According to CNN, Trump later threatened bad things would happen if they went back on their pledge. "Now I know. Don't forget you all raised your hands. You swore. Bad things happen if you don't live up to what you just did," he said.

Trump has been leading Republican presidential rival and Florida Senator Marco Rubio in Rubio's home state. A 25 February poll by PPP placed Trump ahead of Rubio by 20 points, 45% to 25%. However, an earlier email by Rubio's campaign claimed that an unnamed new poll "by one of the nation's most-respected pollsters" placed Rubio behind Trump by only a few points.

The leading GOP candidate used his Orlando rally to attack "little Marco Rubio" and claimed he was the only Republican candidate who can beat Democratic frontrunner Hillary Clinton, the Post reported. The rally held at the University of Central Florida was attended by thousands of supported and interrupted over a dozen times by protesters.

"You know, we have a divided country, folks," Trump told the crowd following one interruption involving at least one black protester. "We have a terrible president, who happens to be African American. There has never been a great division, just about, than what we have right now—the hatred, the animosity.
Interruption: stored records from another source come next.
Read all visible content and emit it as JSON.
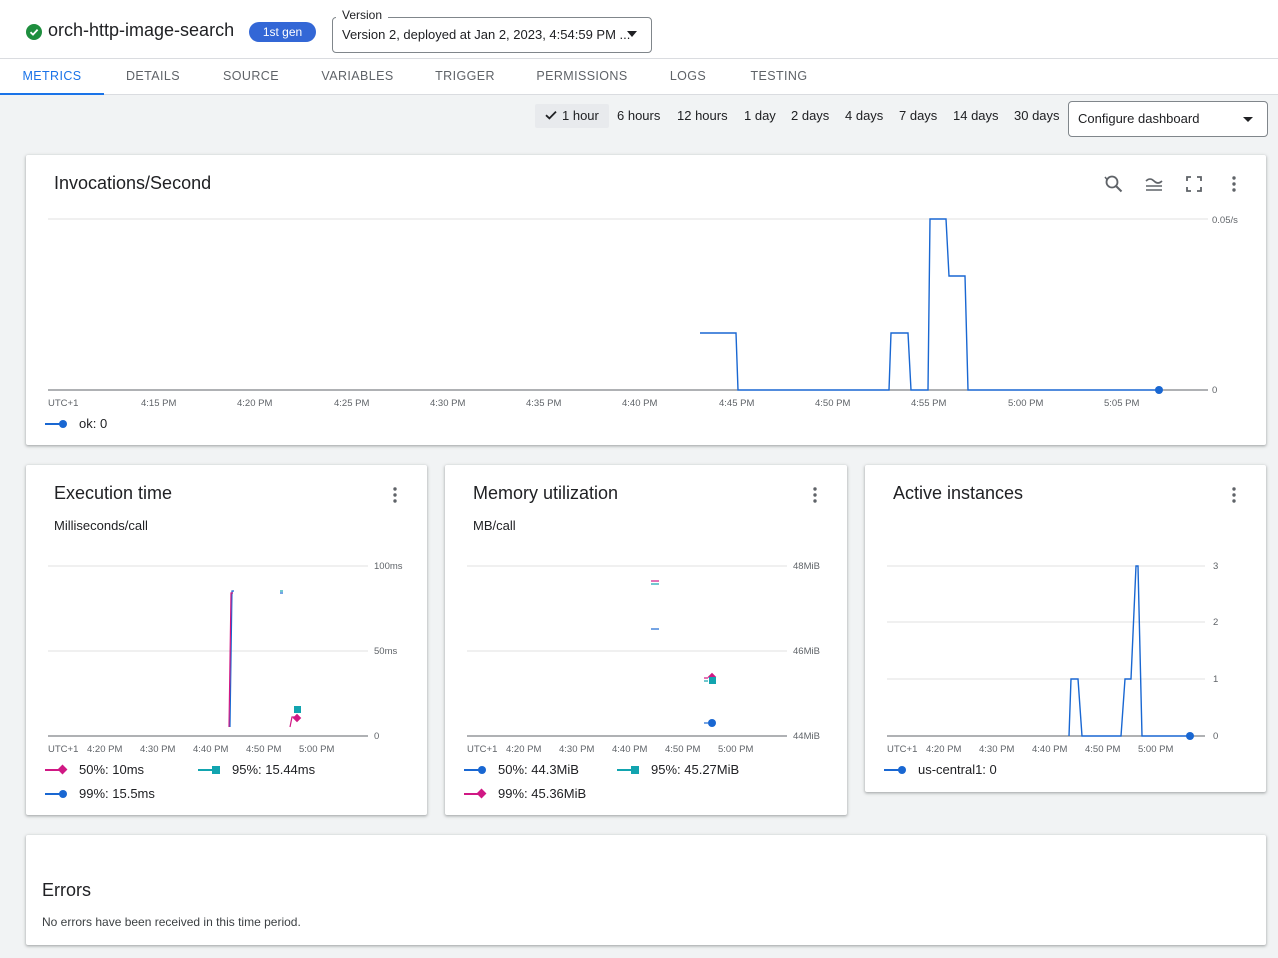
{
  "header": {
    "function_name": "orch-http-image-search",
    "gen_badge": "1st gen",
    "version_label": "Version",
    "version_value": "Version 2, deployed at Jan 2, 2023, 4:54:59 PM ..."
  },
  "tabs": [
    "METRICS",
    "DETAILS",
    "SOURCE",
    "VARIABLES",
    "TRIGGER",
    "PERMISSIONS",
    "LOGS",
    "TESTING"
  ],
  "time_ranges": [
    "1 hour",
    "6 hours",
    "12 hours",
    "1 day",
    "2 days",
    "4 days",
    "7 days",
    "14 days",
    "30 days"
  ],
  "selected_range": "1 hour",
  "configure_dashboard": "Configure dashboard",
  "colors": {
    "blue": "#1967d2",
    "magenta": "#c5221f",
    "pink": "#d01884",
    "teal": "#12a4af",
    "accent": "#1a73e8"
  },
  "invocations": {
    "title": "Invocations/Second",
    "y_top_label": "0.05/s",
    "y_zero_label": "0",
    "x_labels": [
      "UTC+1",
      "4:15 PM",
      "4:20 PM",
      "4:25 PM",
      "4:30 PM",
      "4:35 PM",
      "4:40 PM",
      "4:45 PM",
      "4:50 PM",
      "4:55 PM",
      "5:00 PM",
      "5:05 PM"
    ],
    "legend": [
      {
        "label": "ok: 0",
        "color": "#1967d2"
      }
    ]
  },
  "execution": {
    "title": "Execution time",
    "subtitle": "Milliseconds/call",
    "y_labels": [
      "100ms",
      "50ms",
      "0"
    ],
    "x_labels": [
      "UTC+1",
      "4:20 PM",
      "4:30 PM",
      "4:40 PM",
      "4:50 PM",
      "5:00 PM"
    ],
    "legend": [
      {
        "label": "50%: 10ms",
        "color": "#d01884",
        "marker": "diamond"
      },
      {
        "label": "95%: 15.44ms",
        "color": "#12a4af",
        "marker": "square"
      },
      {
        "label": "99%: 15.5ms",
        "color": "#1967d2",
        "marker": "circle"
      }
    ]
  },
  "memory": {
    "title": "Memory utilization",
    "subtitle": "MB/call",
    "y_labels": [
      "48MiB",
      "46MiB",
      "44MiB"
    ],
    "x_labels": [
      "UTC+1",
      "4:20 PM",
      "4:30 PM",
      "4:40 PM",
      "4:50 PM",
      "5:00 PM"
    ],
    "legend": [
      {
        "label": "50%: 44.3MiB",
        "color": "#1967d2",
        "marker": "circle"
      },
      {
        "label": "95%: 45.27MiB",
        "color": "#12a4af",
        "marker": "square"
      },
      {
        "label": "99%: 45.36MiB",
        "color": "#d01884",
        "marker": "diamond"
      }
    ]
  },
  "instances": {
    "title": "Active instances",
    "y_labels": [
      "3",
      "2",
      "1",
      "0"
    ],
    "x_labels": [
      "UTC+1",
      "4:20 PM",
      "4:30 PM",
      "4:40 PM",
      "4:50 PM",
      "5:00 PM"
    ],
    "legend": [
      {
        "label": "us-central1: 0",
        "color": "#1967d2",
        "marker": "circle"
      }
    ]
  },
  "errors": {
    "title": "Errors",
    "message": "No errors have been received in this time period."
  }
}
I will bring people together. I'm going to bring people together, you watch. I'm going to bring people together."